=== Dataset excerpts ===

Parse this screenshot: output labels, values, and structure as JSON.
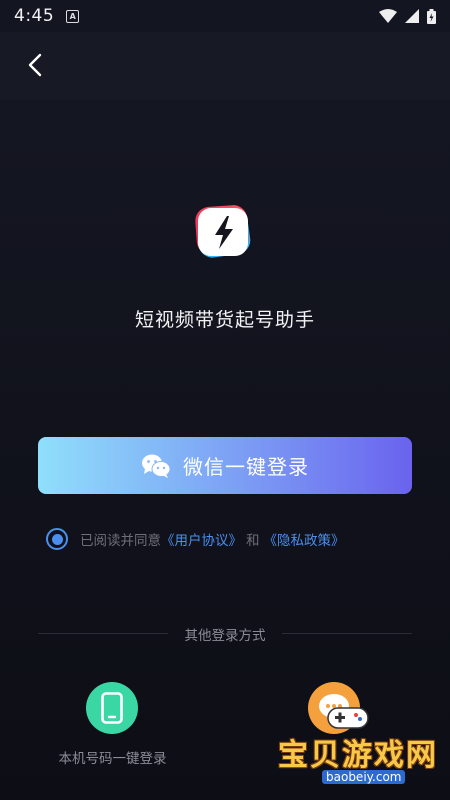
{
  "status_bar": {
    "time": "4:45",
    "notification_icon": "A"
  },
  "app_bar": {
    "back_icon": "chevron-left-icon"
  },
  "app": {
    "name": "短视频带货起号助手",
    "logo_icon": "lightning-play-icon"
  },
  "login": {
    "wechat_button_label": "微信一键登录",
    "agreement": {
      "checked": true,
      "prefix": "已阅读并同意",
      "user_agreement": "《用户协议》",
      "and": "和",
      "privacy_policy": "《隐私政策》"
    },
    "other_methods_title": "其他登录方式",
    "phone_login_label": "本机号码一键登录"
  },
  "watermark": {
    "text": "宝贝游戏网",
    "domain": "baobeiy.com"
  },
  "colors": {
    "accent": "#4a8ff0",
    "phone_option": "#3ad6a4",
    "qq_option": "#f4a13d"
  }
}
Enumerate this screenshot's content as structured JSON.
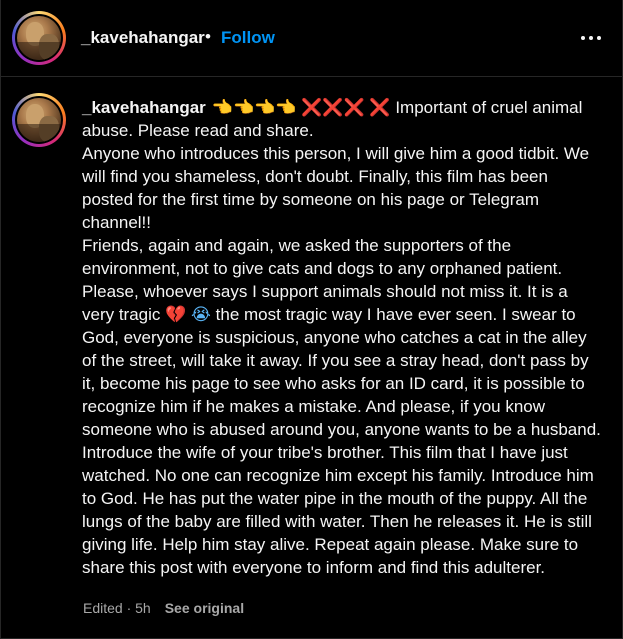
{
  "header": {
    "username": "_kavehahangar",
    "separator": "•",
    "follow_label": "Follow",
    "more_icon": "more-horizontal-icon"
  },
  "post": {
    "username": "_kavehahangar",
    "emoji_prefix": {
      "hands": "👈👈👈👈",
      "crosses": "❌❌❌ ❌"
    },
    "text_1": " Important of cruel animal abuse. Please read and share.",
    "text_2": "Anyone who introduces this person, I will give him a good tidbit. We will find you shameless, don't doubt. Finally, this film has been posted for the first time by someone on his page or Telegram channel!!",
    "text_3a": "Friends, again and again, we asked the supporters of the environment, not to give cats and dogs to any orphaned patient. Please, whoever says I support animals should not miss it. It is a very tragic ",
    "emoji_heart": "💔",
    "emoji_cry": "😭",
    "text_3b": " the most tragic way I have ever seen. I swear to God, everyone is suspicious, anyone who catches a cat in the alley of the street, will take it away. If you see a stray head, don't pass by it, become his page to see who asks for an ID card, it is possible to recognize him if he makes a mistake. And please, if you know someone who is abused around you, anyone wants to be a husband. Introduce the wife of your tribe's brother. This film that I have just watched. No one can recognize him except his family. Introduce him to God. He has put the water pipe in the mouth of the puppy. All the lungs of the baby are filled with water. Then he releases it. He is still giving life. Help him stay alive. Repeat again please. Make sure to share this post with everyone to inform and find this adulterer."
  },
  "meta": {
    "edited": "Edited · 5h",
    "see_original": "See original"
  },
  "colors": {
    "background": "#000000",
    "text": "#f5f5f5",
    "accent": "#0095f6",
    "muted": "#a8a8a8"
  }
}
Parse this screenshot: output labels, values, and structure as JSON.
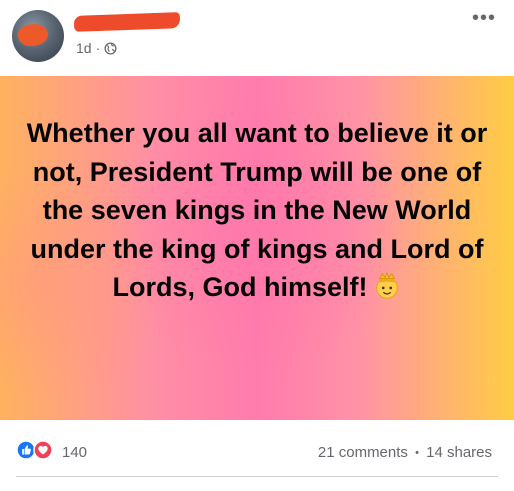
{
  "post": {
    "timestamp": "1d",
    "separator": "·",
    "privacy_icon": "globe-icon",
    "more_label": "•••",
    "text": "Whether you all want to believe it or not, President Trump will be one of the seven kings in the New World under the king of kings and Lord of Lords, God himself!",
    "emoji_icon": "king-emoji-icon"
  },
  "stats": {
    "reactions": [
      "like-icon",
      "love-icon"
    ],
    "reaction_count": "140",
    "comments": "21 comments",
    "dot": "•",
    "shares": "14 shares"
  },
  "colors": {
    "like": "#1877f2",
    "love": "#f33e58",
    "muted_text": "#65676b",
    "redaction": "#ee4a2c"
  }
}
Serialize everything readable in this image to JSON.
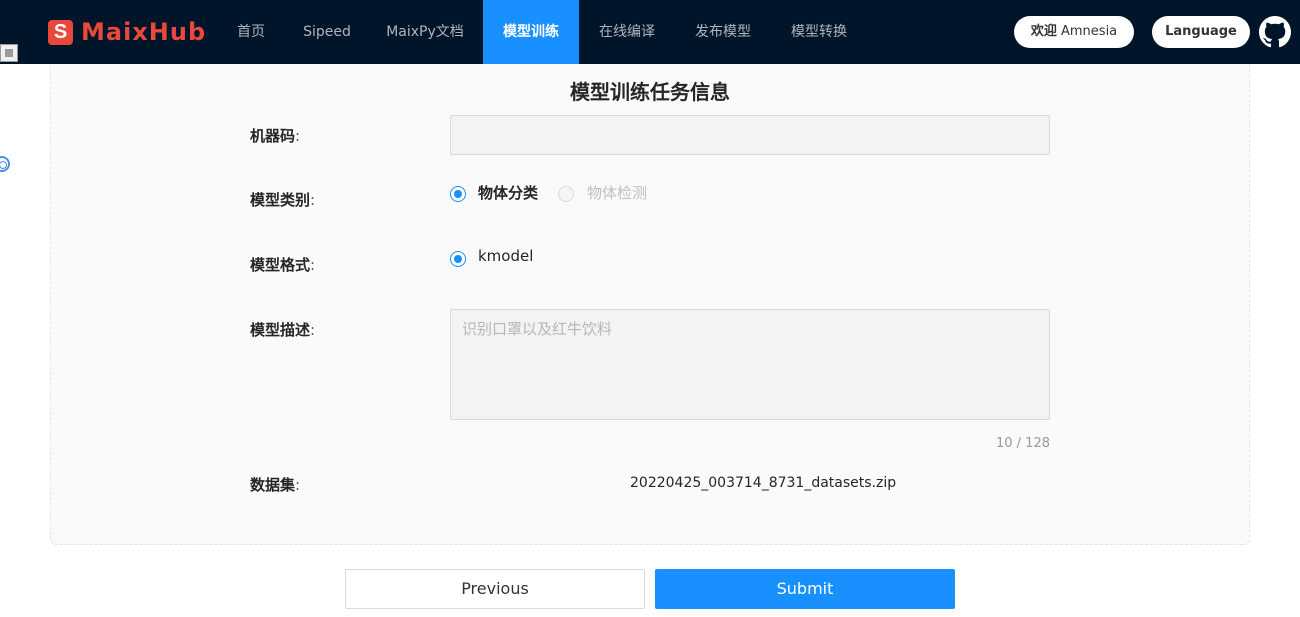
{
  "navbar": {
    "logo_mark": "S",
    "logo_text": "MaixHub",
    "items": [
      {
        "label": "首页"
      },
      {
        "label": "Sipeed"
      },
      {
        "label": "MaixPy文档"
      },
      {
        "label": "模型训练",
        "active": true
      },
      {
        "label": "在线编译"
      },
      {
        "label": "发布模型"
      },
      {
        "label": "模型转换"
      }
    ],
    "welcome_prefix": "欢迎",
    "welcome_name": "Amnesia",
    "language_button": "Language",
    "github_icon": "github-icon"
  },
  "form": {
    "title": "模型训练任务信息",
    "machine_code": {
      "label": "机器码",
      "value": ""
    },
    "model_type": {
      "label": "模型类别",
      "options": [
        {
          "label": "物体分类",
          "checked": true,
          "disabled": false
        },
        {
          "label": "物体检测",
          "checked": false,
          "disabled": true
        }
      ]
    },
    "model_format": {
      "label": "模型格式",
      "options": [
        {
          "label": "kmodel",
          "checked": true
        }
      ]
    },
    "model_desc": {
      "label": "模型描述",
      "placeholder": "识别口罩以及红牛饮料",
      "counter": "10 / 128"
    },
    "dataset": {
      "label": "数据集",
      "file": "20220425_003714_8731_datasets.zip"
    },
    "colon": ":"
  },
  "buttons": {
    "previous": "Previous",
    "submit": "Submit"
  },
  "colors": {
    "nav_bg": "#001529",
    "accent": "#1890ff",
    "brand": "#e8493b"
  }
}
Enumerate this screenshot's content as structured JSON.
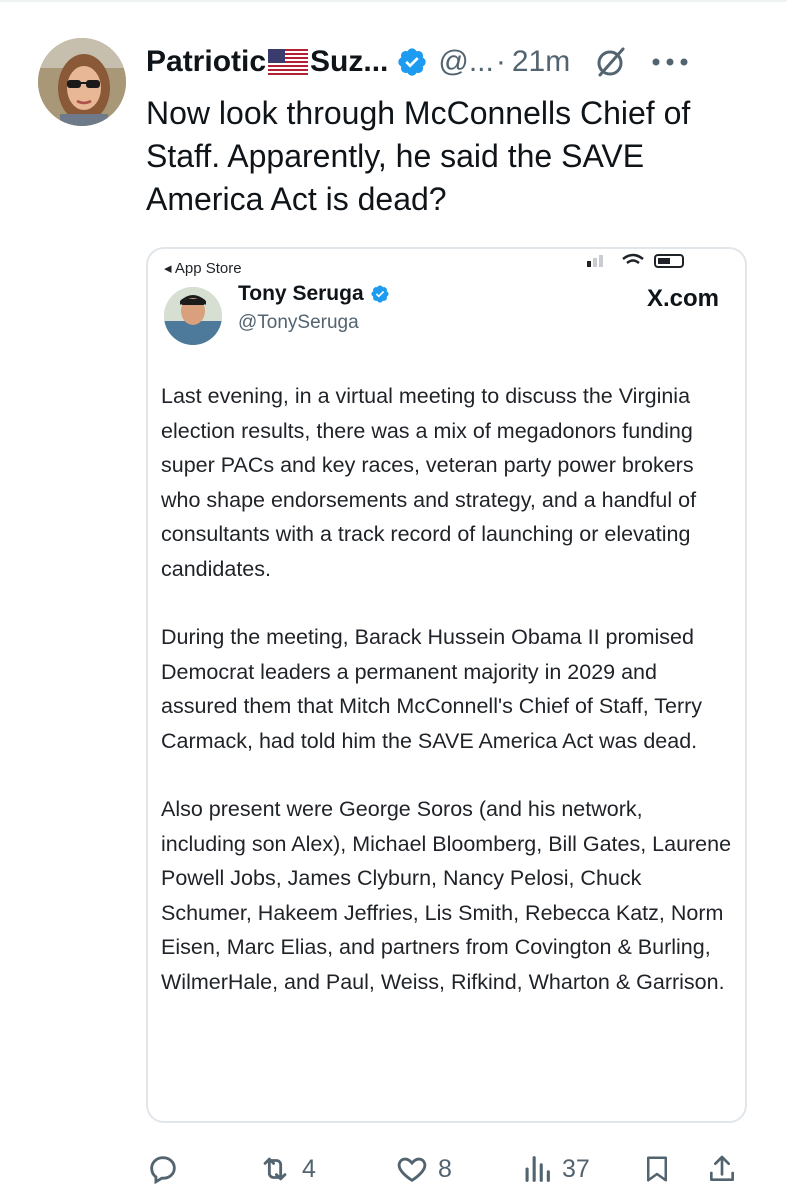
{
  "tweet": {
    "display_name_start": "Patriotic",
    "display_name_end": "Suz...",
    "handle": "@...",
    "separator": "·",
    "time": "21m",
    "text": "Now look through McConnells Chief of Staff. Apparently, he said the SAVE America Act is dead?"
  },
  "embedded": {
    "back_label": "◂ App Store",
    "author_name": "Tony Seruga",
    "author_handle": "@TonySeruga",
    "brand": "X.com",
    "paragraphs": [
      "Last evening, in a virtual meeting to discuss the Virginia election results, there was a mix of megadonors funding super PACs and key races, veteran party power brokers who shape endorsements and strategy, and a handful of consultants with a track record of launching or elevating candidates.",
      "During the meeting, Barack Hussein Obama II promised Democrat leaders a permanent majority in 2029 and assured them that Mitch McConnell's Chief of Staff, Terry Carmack, had told him the SAVE America Act was dead.",
      "Also present were George Soros (and his network, including son Alex), Michael Bloomberg, Bill Gates, Laurene Powell Jobs, James Clyburn, Nancy Pelosi, Chuck Schumer, Hakeem Jeffries, Lis Smith, Rebecca Katz, Norm Eisen, Marc Elias, and partners from Covington & Burling, WilmerHale, and Paul, Weiss, Rifkind, Wharton & Garrison."
    ]
  },
  "actions": {
    "reposts": "4",
    "likes": "8",
    "views": "37"
  },
  "colors": {
    "verified": "#1d9bf0",
    "muted": "#536471",
    "text": "#0f1419"
  }
}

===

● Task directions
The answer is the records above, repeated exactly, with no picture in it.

● Reply to the task
Parse this screenshot: output labels, values, and structure as JSON.
{
  "status_bar": {
    "time": "4:45",
    "notification_icon": "A"
  },
  "app_bar": {
    "back_icon": "chevron-left-icon"
  },
  "app": {
    "name": "短视频带货起号助手",
    "logo_icon": "lightning-play-icon"
  },
  "login": {
    "wechat_button_label": "微信一键登录",
    "agreement": {
      "checked": true,
      "prefix": "已阅读并同意",
      "user_agreement": "《用户协议》",
      "and": "和",
      "privacy_policy": "《隐私政策》"
    },
    "other_methods_title": "其他登录方式",
    "phone_login_label": "本机号码一键登录"
  },
  "watermark": {
    "text": "宝贝游戏网",
    "domain": "baobeiy.com"
  },
  "colors": {
    "accent": "#4a8ff0",
    "phone_option": "#3ad6a4",
    "qq_option": "#f4a13d"
  }
}
Enumerate this screenshot's content as structured JSON.
{
  "header": {
    "username": "_kavehahangar",
    "separator": "•",
    "follow_label": "Follow",
    "more_icon": "more-horizontal-icon"
  },
  "post": {
    "username": "_kavehahangar",
    "emoji_prefix": {
      "hands": "👈👈👈👈",
      "crosses": "❌❌❌ ❌"
    },
    "text_1": " Important of cruel animal abuse. Please read and share.",
    "text_2": "Anyone who introduces this person, I will give him a good tidbit. We will find you shameless, don't doubt. Finally, this film has been posted for the first time by someone on his page or Telegram channel!!",
    "text_3a": "Friends, again and again, we asked the supporters of the environment, not to give cats and dogs to any orphaned patient. Please, whoever says I support animals should not miss it. It is a very tragic ",
    "emoji_heart": "💔",
    "emoji_cry": "😭",
    "text_3b": " the most tragic way I have ever seen. I swear to God, everyone is suspicious, anyone who catches a cat in the alley of the street, will take it away. If you see a stray head, don't pass by it, become his page to see who asks for an ID card, it is possible to recognize him if he makes a mistake. And please, if you know someone who is abused around you, anyone wants to be a husband. Introduce the wife of your tribe's brother. This film that I have just watched. No one can recognize him except his family. Introduce him to God. He has put the water pipe in the mouth of the puppy. All the lungs of the baby are filled with water. Then he releases it. He is still giving life. Help him stay alive. Repeat again please. Make sure to share this post with everyone to inform and find this adulterer."
  },
  "meta": {
    "edited": "Edited · 5h",
    "see_original": "See original"
  },
  "colors": {
    "background": "#000000",
    "text": "#f5f5f5",
    "accent": "#0095f6",
    "muted": "#a8a8a8"
  }
}
Parse this screenshot: output labels, values, and structure as JSON.
{
  "post": {
    "timestamp": "1d",
    "separator": "·",
    "privacy_icon": "globe-icon",
    "more_label": "•••",
    "text": "Whether you all want to believe it or not, President Trump will be one of the seven kings in the New World under the king of kings and Lord of Lords, God himself!",
    "emoji_icon": "king-emoji-icon"
  },
  "stats": {
    "reactions": [
      "like-icon",
      "love-icon"
    ],
    "reaction_count": "140",
    "comments": "21 comments",
    "dot": "•",
    "shares": "14 shares"
  },
  "colors": {
    "like": "#1877f2",
    "love": "#f33e58",
    "muted_text": "#65676b",
    "redaction": "#ee4a2c"
  }
}
Serialize everything readable in this image to JSON.
{
  "navbar": {
    "logo_mark": "S",
    "logo_text": "MaixHub",
    "items": [
      {
        "label": "首页"
      },
      {
        "label": "Sipeed"
      },
      {
        "label": "MaixPy文档"
      },
      {
        "label": "模型训练",
        "active": true
      },
      {
        "label": "在线编译"
      },
      {
        "label": "发布模型"
      },
      {
        "label": "模型转换"
      }
    ],
    "welcome_prefix": "欢迎",
    "welcome_name": "Amnesia",
    "language_button": "Language",
    "github_icon": "github-icon"
  },
  "form": {
    "title": "模型训练任务信息",
    "machine_code": {
      "label": "机器码",
      "value": ""
    },
    "model_type": {
      "label": "模型类别",
      "options": [
        {
          "label": "物体分类",
          "checked": true,
          "disabled": false
        },
        {
          "label": "物体检测",
          "checked": false,
          "disabled": true
        }
      ]
    },
    "model_format": {
      "label": "模型格式",
      "options": [
        {
          "label": "kmodel",
          "checked": true
        }
      ]
    },
    "model_desc": {
      "label": "模型描述",
      "placeholder": "识别口罩以及红牛饮料",
      "counter": "10 / 128"
    },
    "dataset": {
      "label": "数据集",
      "file": "20220425_003714_8731_datasets.zip"
    },
    "colon": ":"
  },
  "buttons": {
    "previous": "Previous",
    "submit": "Submit"
  },
  "colors": {
    "nav_bg": "#001529",
    "accent": "#1890ff",
    "brand": "#e8493b"
  }
}
Enumerate this screenshot's content as structured JSON.
{
  "tweet": {
    "display_name_start": "Patriotic",
    "display_name_end": "Suz...",
    "handle": "@...",
    "separator": "·",
    "time": "21m",
    "text": "Now look through McConnells Chief of Staff. Apparently, he said the SAVE America Act is dead?"
  },
  "embedded": {
    "back_label": "◂ App Store",
    "author_name": "Tony Seruga",
    "author_handle": "@TonySeruga",
    "brand": "X.com",
    "paragraphs": [
      "Last evening, in a virtual meeting to discuss the Virginia election results, there was a mix of megadonors funding super PACs and key races, veteran party power brokers who shape endorsements and strategy, and a handful of consultants with a track record of launching or elevating candidates.",
      "During the meeting, Barack Hussein Obama II promised Democrat leaders a permanent majority in 2029 and assured them that Mitch McConnell's Chief of Staff, Terry Carmack, had told him the SAVE America Act was dead.",
      "Also present were George Soros (and his network, including son Alex), Michael Bloomberg, Bill Gates, Laurene Powell Jobs, James Clyburn, Nancy Pelosi, Chuck Schumer, Hakeem Jeffries, Lis Smith, Rebecca Katz, Norm Eisen, Marc Elias, and partners from Covington & Burling, WilmerHale, and Paul, Weiss, Rifkind, Wharton & Garrison."
    ]
  },
  "actions": {
    "reposts": "4",
    "likes": "8",
    "views": "37"
  },
  "colors": {
    "verified": "#1d9bf0",
    "muted": "#536471",
    "text": "#0f1419"
  }
}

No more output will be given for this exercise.